INSTRUCTIONS TO FOLLOW: Type out the listing again, exactly, with every line included.

MATERIAL PROVIDED:
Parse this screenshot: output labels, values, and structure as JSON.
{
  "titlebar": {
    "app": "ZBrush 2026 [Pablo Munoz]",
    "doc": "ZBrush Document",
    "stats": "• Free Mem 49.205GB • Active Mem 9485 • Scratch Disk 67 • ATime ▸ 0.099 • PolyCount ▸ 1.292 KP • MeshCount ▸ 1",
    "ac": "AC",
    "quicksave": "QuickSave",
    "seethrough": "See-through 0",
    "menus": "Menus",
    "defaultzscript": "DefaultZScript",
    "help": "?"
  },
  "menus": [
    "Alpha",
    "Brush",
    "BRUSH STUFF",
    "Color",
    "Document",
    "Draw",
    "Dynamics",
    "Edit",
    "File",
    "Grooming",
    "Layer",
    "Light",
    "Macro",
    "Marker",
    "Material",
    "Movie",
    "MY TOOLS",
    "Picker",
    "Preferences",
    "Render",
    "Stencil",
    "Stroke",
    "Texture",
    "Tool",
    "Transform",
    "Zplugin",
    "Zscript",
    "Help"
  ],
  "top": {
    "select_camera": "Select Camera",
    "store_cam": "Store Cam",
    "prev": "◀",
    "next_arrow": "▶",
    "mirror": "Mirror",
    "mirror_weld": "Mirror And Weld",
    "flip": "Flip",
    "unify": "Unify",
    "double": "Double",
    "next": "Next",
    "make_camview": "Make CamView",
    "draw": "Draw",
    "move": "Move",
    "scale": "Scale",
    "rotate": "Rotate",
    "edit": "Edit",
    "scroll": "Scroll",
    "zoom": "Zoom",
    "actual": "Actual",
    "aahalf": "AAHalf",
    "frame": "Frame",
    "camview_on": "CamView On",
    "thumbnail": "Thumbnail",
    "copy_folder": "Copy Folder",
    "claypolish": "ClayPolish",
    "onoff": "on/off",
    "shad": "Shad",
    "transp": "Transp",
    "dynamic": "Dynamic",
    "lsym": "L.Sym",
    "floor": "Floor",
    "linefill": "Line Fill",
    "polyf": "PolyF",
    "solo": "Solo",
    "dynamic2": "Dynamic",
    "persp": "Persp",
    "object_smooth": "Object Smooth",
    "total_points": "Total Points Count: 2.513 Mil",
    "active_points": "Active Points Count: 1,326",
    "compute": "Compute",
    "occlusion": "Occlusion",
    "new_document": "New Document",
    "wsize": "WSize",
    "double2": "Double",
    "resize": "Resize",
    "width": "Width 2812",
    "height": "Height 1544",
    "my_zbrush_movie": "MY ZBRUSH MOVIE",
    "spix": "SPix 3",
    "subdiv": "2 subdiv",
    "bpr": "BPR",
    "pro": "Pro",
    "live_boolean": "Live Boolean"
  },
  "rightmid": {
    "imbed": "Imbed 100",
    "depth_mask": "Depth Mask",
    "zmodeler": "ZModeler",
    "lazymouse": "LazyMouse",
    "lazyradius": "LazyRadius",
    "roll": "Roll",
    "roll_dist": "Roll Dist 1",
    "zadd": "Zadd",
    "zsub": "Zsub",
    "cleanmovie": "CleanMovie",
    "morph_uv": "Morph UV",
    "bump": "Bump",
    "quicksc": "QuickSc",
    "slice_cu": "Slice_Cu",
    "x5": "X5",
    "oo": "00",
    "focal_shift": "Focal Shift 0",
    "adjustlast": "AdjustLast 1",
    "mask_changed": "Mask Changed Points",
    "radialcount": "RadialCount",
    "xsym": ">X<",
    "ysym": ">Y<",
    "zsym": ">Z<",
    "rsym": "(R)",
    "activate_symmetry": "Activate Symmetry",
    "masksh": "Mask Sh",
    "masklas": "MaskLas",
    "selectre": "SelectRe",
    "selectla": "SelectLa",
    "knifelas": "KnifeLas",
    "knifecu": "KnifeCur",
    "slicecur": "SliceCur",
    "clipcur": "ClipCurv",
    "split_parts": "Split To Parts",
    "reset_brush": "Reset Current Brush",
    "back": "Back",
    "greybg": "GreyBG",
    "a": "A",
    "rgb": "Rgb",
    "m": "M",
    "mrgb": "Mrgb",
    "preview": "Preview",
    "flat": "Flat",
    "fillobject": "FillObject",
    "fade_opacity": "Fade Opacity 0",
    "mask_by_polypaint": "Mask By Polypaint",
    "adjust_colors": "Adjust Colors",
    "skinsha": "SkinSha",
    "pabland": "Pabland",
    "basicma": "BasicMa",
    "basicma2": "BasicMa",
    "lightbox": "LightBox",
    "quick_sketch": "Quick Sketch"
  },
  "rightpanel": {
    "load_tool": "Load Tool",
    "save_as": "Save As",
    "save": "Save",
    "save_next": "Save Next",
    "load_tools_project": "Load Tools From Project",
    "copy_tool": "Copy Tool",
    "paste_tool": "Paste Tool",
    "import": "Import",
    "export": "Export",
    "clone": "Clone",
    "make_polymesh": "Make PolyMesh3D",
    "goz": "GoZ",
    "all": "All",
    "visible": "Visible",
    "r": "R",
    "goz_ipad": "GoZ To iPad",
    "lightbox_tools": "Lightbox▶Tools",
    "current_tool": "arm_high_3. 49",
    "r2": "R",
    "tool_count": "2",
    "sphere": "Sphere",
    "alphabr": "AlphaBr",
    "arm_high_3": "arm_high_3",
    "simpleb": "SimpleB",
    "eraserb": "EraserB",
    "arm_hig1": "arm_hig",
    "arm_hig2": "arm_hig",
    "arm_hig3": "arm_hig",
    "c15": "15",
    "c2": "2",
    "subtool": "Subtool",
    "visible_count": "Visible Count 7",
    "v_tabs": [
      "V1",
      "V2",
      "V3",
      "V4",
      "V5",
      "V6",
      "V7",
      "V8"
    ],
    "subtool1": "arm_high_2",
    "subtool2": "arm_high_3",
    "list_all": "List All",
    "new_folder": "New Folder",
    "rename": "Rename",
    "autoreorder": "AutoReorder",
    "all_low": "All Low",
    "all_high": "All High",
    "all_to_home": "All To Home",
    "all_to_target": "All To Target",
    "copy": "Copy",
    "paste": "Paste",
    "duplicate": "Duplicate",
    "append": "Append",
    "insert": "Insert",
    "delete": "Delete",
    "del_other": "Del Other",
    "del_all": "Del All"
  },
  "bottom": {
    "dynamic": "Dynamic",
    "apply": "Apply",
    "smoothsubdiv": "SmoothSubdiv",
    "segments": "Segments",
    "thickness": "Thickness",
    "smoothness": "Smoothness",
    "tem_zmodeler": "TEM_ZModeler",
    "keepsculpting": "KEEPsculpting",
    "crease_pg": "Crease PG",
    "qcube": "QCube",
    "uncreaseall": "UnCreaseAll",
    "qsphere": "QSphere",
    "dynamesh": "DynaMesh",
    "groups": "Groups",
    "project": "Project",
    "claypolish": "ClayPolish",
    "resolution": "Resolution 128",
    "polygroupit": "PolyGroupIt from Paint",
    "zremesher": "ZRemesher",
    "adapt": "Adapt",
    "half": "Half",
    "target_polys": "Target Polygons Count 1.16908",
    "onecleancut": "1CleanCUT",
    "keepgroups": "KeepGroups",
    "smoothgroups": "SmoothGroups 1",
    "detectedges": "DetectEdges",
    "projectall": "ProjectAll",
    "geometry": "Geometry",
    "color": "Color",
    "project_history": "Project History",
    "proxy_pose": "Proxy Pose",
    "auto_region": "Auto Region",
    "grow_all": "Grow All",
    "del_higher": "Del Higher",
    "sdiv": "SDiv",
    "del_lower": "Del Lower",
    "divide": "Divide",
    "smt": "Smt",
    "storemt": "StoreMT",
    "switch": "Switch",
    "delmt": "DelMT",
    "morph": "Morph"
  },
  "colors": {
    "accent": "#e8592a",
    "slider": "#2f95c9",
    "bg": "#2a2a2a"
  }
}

EXPECTED ANSWER:
Parse this screenshot: output labels, values, and structure as JSON.
{
  "titlebar": {
    "app": "ZBrush 2026 [Pablo Munoz]",
    "doc": "ZBrush Document",
    "stats": "• Free Mem 49.205GB • Active Mem 9485 • Scratch Disk 67 • ATime ▸ 0.099 • PolyCount ▸ 1.292 KP • MeshCount ▸ 1",
    "ac": "AC",
    "quicksave": "QuickSave",
    "seethrough": "See-through 0",
    "menus": "Menus",
    "defaultzscript": "DefaultZScript",
    "help": "?"
  },
  "menus": [
    "Alpha",
    "Brush",
    "BRUSH STUFF",
    "Color",
    "Document",
    "Draw",
    "Dynamics",
    "Edit",
    "File",
    "Grooming",
    "Layer",
    "Light",
    "Macro",
    "Marker",
    "Material",
    "Movie",
    "MY TOOLS",
    "Picker",
    "Preferences",
    "Render",
    "Stencil",
    "Stroke",
    "Texture",
    "Tool",
    "Transform",
    "Zplugin",
    "Zscript",
    "Help"
  ],
  "top": {
    "select_camera": "Select Camera",
    "store_cam": "Store Cam",
    "prev": "◀",
    "next_arrow": "▶",
    "mirror": "Mirror",
    "mirror_weld": "Mirror And Weld",
    "flip": "Flip",
    "unify": "Unify",
    "double": "Double",
    "next": "Next",
    "make_camview": "Make CamView",
    "draw": "Draw",
    "move": "Move",
    "scale": "Scale",
    "rotate": "Rotate",
    "edit": "Edit",
    "scroll": "Scroll",
    "zoom": "Zoom",
    "actual": "Actual",
    "aahalf": "AAHalf",
    "frame": "Frame",
    "camview_on": "CamView On",
    "thumbnail": "Thumbnail",
    "copy_folder": "Copy Folder",
    "claypolish": "ClayPolish",
    "onoff": "on/off",
    "shad": "Shad",
    "transp": "Transp",
    "dynamic": "Dynamic",
    "lsym": "L.Sym",
    "floor": "Floor",
    "linefill": "Line Fill",
    "polyf": "PolyF",
    "solo": "Solo",
    "dynamic2": "Dynamic",
    "persp": "Persp",
    "object_smooth": "Object Smooth",
    "total_points": "Total Points Count: 2.513 Mil",
    "active_points": "Active Points Count: 1,326",
    "compute": "Compute",
    "occlusion": "Occlusion",
    "new_document": "New Document",
    "wsize": "WSize",
    "double2": "Double",
    "resize": "Resize",
    "width": "Width 2812",
    "height": "Height 1544",
    "my_zbrush_movie": "MY ZBRUSH MOVIE",
    "spix": "SPix 3",
    "subdiv": "2 subdiv",
    "bpr": "BPR",
    "pro": "Pro",
    "live_boolean": "Live Boolean"
  },
  "rightmid": {
    "imbed": "Imbed 100",
    "depth_mask": "Depth Mask",
    "zmodeler": "ZModeler",
    "lazymouse": "LazyMouse",
    "lazyradius": "LazyRadius",
    "roll": "Roll",
    "roll_dist": "Roll Dist 1",
    "zadd": "Zadd",
    "zsub": "Zsub",
    "cleanmovie": "CleanMovie",
    "morph_uv": "Morph UV",
    "bump": "Bump",
    "quicksc": "QuickSc",
    "slice_cu": "Slice_Cu",
    "x5": "X5",
    "oo": "00",
    "focal_shift": "Focal Shift 0",
    "adjustlast": "AdjustLast 1",
    "mask_changed": "Mask Changed Points",
    "radialcount": "RadialCount",
    "xsym": ">X<",
    "ysym": ">Y<",
    "zsym": ">Z<",
    "rsym": "(R)",
    "activate_symmetry": "Activate Symmetry",
    "masksh": "Mask Sh",
    "masklas": "MaskLas",
    "selectre": "SelectRe",
    "selectla": "SelectLa",
    "knifelas": "KnifeLas",
    "knifecu": "KnifeCur",
    "slicecur": "SliceCur",
    "clipcur": "ClipCurv",
    "split_parts": "Split To Parts",
    "reset_brush": "Reset Current Brush",
    "back": "Back",
    "greybg": "GreyBG",
    "a": "A",
    "rgb": "Rgb",
    "m": "M",
    "mrgb": "Mrgb",
    "preview": "Preview",
    "flat": "Flat",
    "fillobject": "FillObject",
    "fade_opacity": "Fade Opacity 0",
    "mask_by_polypaint": "Mask By Polypaint",
    "adjust_colors": "Adjust Colors",
    "skinsha": "SkinSha",
    "pabland": "Pabland",
    "basicma": "BasicMa",
    "basicma2": "BasicMa",
    "lightbox": "LightBox",
    "quick_sketch": "Quick Sketch"
  },
  "rightpanel": {
    "load_tool": "Load Tool",
    "save_as": "Save As",
    "save": "Save",
    "save_next": "Save Next",
    "load_tools_project": "Load Tools From Project",
    "copy_tool": "Copy Tool",
    "paste_tool": "Paste Tool",
    "import": "Import",
    "export": "Export",
    "clone": "Clone",
    "make_polymesh": "Make PolyMesh3D",
    "goz": "GoZ",
    "all": "All",
    "visible": "Visible",
    "r": "R",
    "goz_ipad": "GoZ To iPad",
    "lightbox_tools": "Lightbox▶Tools",
    "current_tool": "arm_high_3. 49",
    "r2": "R",
    "tool_count": "2",
    "sphere": "Sphere",
    "alphabr": "AlphaBr",
    "arm_high_3": "arm_high_3",
    "simpleb": "SimpleB",
    "eraserb": "EraserB",
    "arm_hig1": "arm_hig",
    "arm_hig2": "arm_hig",
    "arm_hig3": "arm_hig",
    "c15": "15",
    "c2": "2",
    "subtool": "Subtool",
    "visible_count": "Visible Count 7",
    "v_tabs": [
      "V1",
      "V2",
      "V3",
      "V4",
      "V5",
      "V6",
      "V7",
      "V8"
    ],
    "subtool1": "arm_high_2",
    "subtool2": "arm_high_3",
    "list_all": "List All",
    "new_folder": "New Folder",
    "rename": "Rename",
    "autoreorder": "AutoReorder",
    "all_low": "All Low",
    "all_high": "All High",
    "all_to_home": "All To Home",
    "all_to_target": "All To Target",
    "copy": "Copy",
    "paste": "Paste",
    "duplicate": "Duplicate",
    "append": "Append",
    "insert": "Insert",
    "delete": "Delete",
    "del_other": "Del Other",
    "del_all": "Del All"
  },
  "bottom": {
    "dynamic": "Dynamic",
    "apply": "Apply",
    "smoothsubdiv": "SmoothSubdiv",
    "segments": "Segments",
    "thickness": "Thickness",
    "smoothness": "Smoothness",
    "tem_zmodeler": "TEM_ZModeler",
    "keepsculpting": "KEEPsculpting",
    "crease_pg": "Crease PG",
    "qcube": "QCube",
    "uncreaseall": "UnCreaseAll",
    "qsphere": "QSphere",
    "dynamesh": "DynaMesh",
    "groups": "Groups",
    "project": "Project",
    "claypolish": "ClayPolish",
    "resolution": "Resolution 128",
    "polygroupit": "PolyGroupIt from Paint",
    "zremesher": "ZRemesher",
    "adapt": "Adapt",
    "half": "Half",
    "target_polys": "Target Polygons Count 1.16908",
    "onecleancut": "1CleanCUT",
    "keepgroups": "KeepGroups",
    "smoothgroups": "SmoothGroups 1",
    "detectedges": "DetectEdges",
    "projectall": "ProjectAll",
    "geometry": "Geometry",
    "color": "Color",
    "project_history": "Project History",
    "proxy_pose": "Proxy Pose",
    "auto_region": "Auto Region",
    "grow_all": "Grow All",
    "del_higher": "Del Higher",
    "sdiv": "SDiv",
    "del_lower": "Del Lower",
    "divide": "Divide",
    "smt": "Smt",
    "storemt": "StoreMT",
    "switch": "Switch",
    "delmt": "DelMT",
    "morph": "Morph"
  },
  "colors": {
    "accent": "#e8592a",
    "slider": "#2f95c9",
    "bg": "#2a2a2a"
  }
}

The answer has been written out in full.